● **Problem**
Retyping the records exactly, down to the last line, is the whole job.

● **Source information**

· · · ·

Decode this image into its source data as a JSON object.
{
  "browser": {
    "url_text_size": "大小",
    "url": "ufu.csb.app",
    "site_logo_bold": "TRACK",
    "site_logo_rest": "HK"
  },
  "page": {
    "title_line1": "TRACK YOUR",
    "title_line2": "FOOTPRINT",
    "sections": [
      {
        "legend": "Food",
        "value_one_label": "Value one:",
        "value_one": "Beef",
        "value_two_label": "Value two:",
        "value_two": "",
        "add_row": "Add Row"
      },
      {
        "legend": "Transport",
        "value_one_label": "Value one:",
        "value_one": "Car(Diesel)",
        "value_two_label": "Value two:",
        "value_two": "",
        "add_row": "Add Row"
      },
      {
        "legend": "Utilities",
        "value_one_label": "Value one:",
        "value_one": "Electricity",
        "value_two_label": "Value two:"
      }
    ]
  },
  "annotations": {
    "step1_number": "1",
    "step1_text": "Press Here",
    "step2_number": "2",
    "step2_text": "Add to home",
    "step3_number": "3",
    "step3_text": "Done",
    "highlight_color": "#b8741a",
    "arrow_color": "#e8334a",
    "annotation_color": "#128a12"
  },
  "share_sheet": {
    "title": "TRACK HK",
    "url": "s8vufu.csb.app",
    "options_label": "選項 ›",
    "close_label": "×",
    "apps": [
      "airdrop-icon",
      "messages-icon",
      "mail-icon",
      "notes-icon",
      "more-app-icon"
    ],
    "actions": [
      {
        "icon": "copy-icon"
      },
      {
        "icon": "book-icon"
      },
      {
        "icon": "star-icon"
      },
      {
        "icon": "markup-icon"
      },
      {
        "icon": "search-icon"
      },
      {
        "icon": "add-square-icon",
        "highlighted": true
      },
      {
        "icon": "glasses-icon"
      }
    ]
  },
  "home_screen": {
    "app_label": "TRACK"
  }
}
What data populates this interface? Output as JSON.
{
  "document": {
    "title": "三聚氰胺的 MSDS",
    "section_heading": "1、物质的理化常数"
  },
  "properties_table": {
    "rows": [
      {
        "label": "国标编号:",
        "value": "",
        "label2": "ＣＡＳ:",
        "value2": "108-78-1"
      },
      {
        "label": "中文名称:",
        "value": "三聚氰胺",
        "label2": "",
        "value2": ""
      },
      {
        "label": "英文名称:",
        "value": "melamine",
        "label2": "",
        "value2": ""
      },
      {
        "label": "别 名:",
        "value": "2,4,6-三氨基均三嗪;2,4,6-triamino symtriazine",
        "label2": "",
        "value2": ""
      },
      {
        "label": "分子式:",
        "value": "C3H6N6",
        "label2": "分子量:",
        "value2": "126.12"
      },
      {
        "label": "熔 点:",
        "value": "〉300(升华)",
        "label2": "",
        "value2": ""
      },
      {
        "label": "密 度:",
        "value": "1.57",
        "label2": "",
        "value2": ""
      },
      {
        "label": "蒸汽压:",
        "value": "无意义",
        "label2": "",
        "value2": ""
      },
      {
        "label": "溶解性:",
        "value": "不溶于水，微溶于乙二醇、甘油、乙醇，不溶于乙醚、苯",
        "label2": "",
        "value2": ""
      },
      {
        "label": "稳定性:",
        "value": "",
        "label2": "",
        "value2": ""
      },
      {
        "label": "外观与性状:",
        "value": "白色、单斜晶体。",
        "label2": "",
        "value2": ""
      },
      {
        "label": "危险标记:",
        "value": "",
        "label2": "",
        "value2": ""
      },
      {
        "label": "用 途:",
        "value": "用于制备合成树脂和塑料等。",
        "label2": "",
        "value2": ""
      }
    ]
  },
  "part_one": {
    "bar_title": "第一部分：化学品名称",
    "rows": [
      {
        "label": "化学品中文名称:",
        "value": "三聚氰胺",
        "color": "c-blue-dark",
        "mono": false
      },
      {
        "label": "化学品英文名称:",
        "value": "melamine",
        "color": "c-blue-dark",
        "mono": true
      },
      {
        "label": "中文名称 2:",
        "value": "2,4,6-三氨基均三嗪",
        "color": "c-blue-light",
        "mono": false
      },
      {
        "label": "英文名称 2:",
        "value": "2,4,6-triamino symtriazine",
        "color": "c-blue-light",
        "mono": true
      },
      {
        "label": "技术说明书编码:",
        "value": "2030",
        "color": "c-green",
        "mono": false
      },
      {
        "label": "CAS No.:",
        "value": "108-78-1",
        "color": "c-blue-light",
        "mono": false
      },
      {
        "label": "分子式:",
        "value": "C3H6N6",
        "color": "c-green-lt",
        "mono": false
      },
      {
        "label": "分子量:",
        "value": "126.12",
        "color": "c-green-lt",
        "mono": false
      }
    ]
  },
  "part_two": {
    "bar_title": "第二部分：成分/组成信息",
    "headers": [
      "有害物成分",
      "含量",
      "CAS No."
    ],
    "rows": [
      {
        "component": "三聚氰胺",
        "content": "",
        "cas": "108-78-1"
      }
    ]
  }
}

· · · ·

● **Answer space**
Decode this image into its source data as a JSON object.
{
  "browser": {
    "url_text_size": "大小",
    "url": "ufu.csb.app",
    "site_logo_bold": "TRACK",
    "site_logo_rest": "HK"
  },
  "page": {
    "title_line1": "TRACK YOUR",
    "title_line2": "FOOTPRINT",
    "sections": [
      {
        "legend": "Food",
        "value_one_label": "Value one:",
        "value_one": "Beef",
        "value_two_label": "Value two:",
        "value_two": "",
        "add_row": "Add Row"
      },
      {
        "legend": "Transport",
        "value_one_label": "Value one:",
        "value_one": "Car(Diesel)",
        "value_two_label": "Value two:",
        "value_two": "",
        "add_row": "Add Row"
      },
      {
        "legend": "Utilities",
        "value_one_label": "Value one:",
        "value_one": "Electricity",
        "value_two_label": "Value two:"
      }
    ]
  },
  "annotations": {
    "step1_number": "1",
    "step1_text": "Press Here",
    "step2_number": "2",
    "step2_text": "Add to home",
    "step3_number": "3",
    "step3_text": "Done",
    "highlight_color": "#b8741a",
    "arrow_color": "#e8334a",
    "annotation_color": "#128a12"
  },
  "share_sheet": {
    "title": "TRACK HK",
    "url": "s8vufu.csb.app",
    "options_label": "選項 ›",
    "close_label": "×",
    "apps": [
      "airdrop-icon",
      "messages-icon",
      "mail-icon",
      "notes-icon",
      "more-app-icon"
    ],
    "actions": [
      {
        "icon": "copy-icon"
      },
      {
        "icon": "book-icon"
      },
      {
        "icon": "star-icon"
      },
      {
        "icon": "markup-icon"
      },
      {
        "icon": "search-icon"
      },
      {
        "icon": "add-square-icon",
        "highlighted": true
      },
      {
        "icon": "glasses-icon"
      }
    ]
  },
  "home_screen": {
    "app_label": "TRACK"
  }
}
What data populates this interface? Output as JSON.
{
  "document": {
    "title": "三聚氰胺的 MSDS",
    "section_heading": "1、物质的理化常数"
  },
  "properties_table": {
    "rows": [
      {
        "label": "国标编号:",
        "value": "",
        "label2": "ＣＡＳ:",
        "value2": "108-78-1"
      },
      {
        "label": "中文名称:",
        "value": "三聚氰胺",
        "label2": "",
        "value2": ""
      },
      {
        "label": "英文名称:",
        "value": "melamine",
        "label2": "",
        "value2": ""
      },
      {
        "label": "别 名:",
        "value": "2,4,6-三氨基均三嗪;2,4,6-triamino symtriazine",
        "label2": "",
        "value2": ""
      },
      {
        "label": "分子式:",
        "value": "C3H6N6",
        "label2": "分子量:",
        "value2": "126.12"
      },
      {
        "label": "熔 点:",
        "value": "〉300(升华)",
        "label2": "",
        "value2": ""
      },
      {
        "label": "密 度:",
        "value": "1.57",
        "label2": "",
        "value2": ""
      },
      {
        "label": "蒸汽压:",
        "value": "无意义",
        "label2": "",
        "value2": ""
      },
      {
        "label": "溶解性:",
        "value": "不溶于水，微溶于乙二醇、甘油、乙醇，不溶于乙醚、苯",
        "label2": "",
        "value2": ""
      },
      {
        "label": "稳定性:",
        "value": "",
        "label2": "",
        "value2": ""
      },
      {
        "label": "外观与性状:",
        "value": "白色、单斜晶体。",
        "label2": "",
        "value2": ""
      },
      {
        "label": "危险标记:",
        "value": "",
        "label2": "",
        "value2": ""
      },
      {
        "label": "用 途:",
        "value": "用于制备合成树脂和塑料等。",
        "label2": "",
        "value2": ""
      }
    ]
  },
  "part_one": {
    "bar_title": "第一部分：化学品名称",
    "rows": [
      {
        "label": "化学品中文名称:",
        "value": "三聚氰胺",
        "color": "c-blue-dark",
        "mono": false
      },
      {
        "label": "化学品英文名称:",
        "value": "melamine",
        "color": "c-blue-dark",
        "mono": true
      },
      {
        "label": "中文名称 2:",
        "value": "2,4,6-三氨基均三嗪",
        "color": "c-blue-light",
        "mono": false
      },
      {
        "label": "英文名称 2:",
        "value": "2,4,6-triamino symtriazine",
        "color": "c-blue-light",
        "mono": true
      },
      {
        "label": "技术说明书编码:",
        "value": "2030",
        "color": "c-green",
        "mono": false
      },
      {
        "label": "CAS No.:",
        "value": "108-78-1",
        "color": "c-blue-light",
        "mono": false
      },
      {
        "label": "分子式:",
        "value": "C3H6N6",
        "color": "c-green-lt",
        "mono": false
      },
      {
        "label": "分子量:",
        "value": "126.12",
        "color": "c-green-lt",
        "mono": false
      }
    ]
  },
  "part_two": {
    "bar_title": "第二部分：成分/组成信息",
    "headers": [
      "有害物成分",
      "含量",
      "CAS No."
    ],
    "rows": [
      {
        "component": "三聚氰胺",
        "content": "",
        "cas": "108-78-1"
      }
    ]
  }
}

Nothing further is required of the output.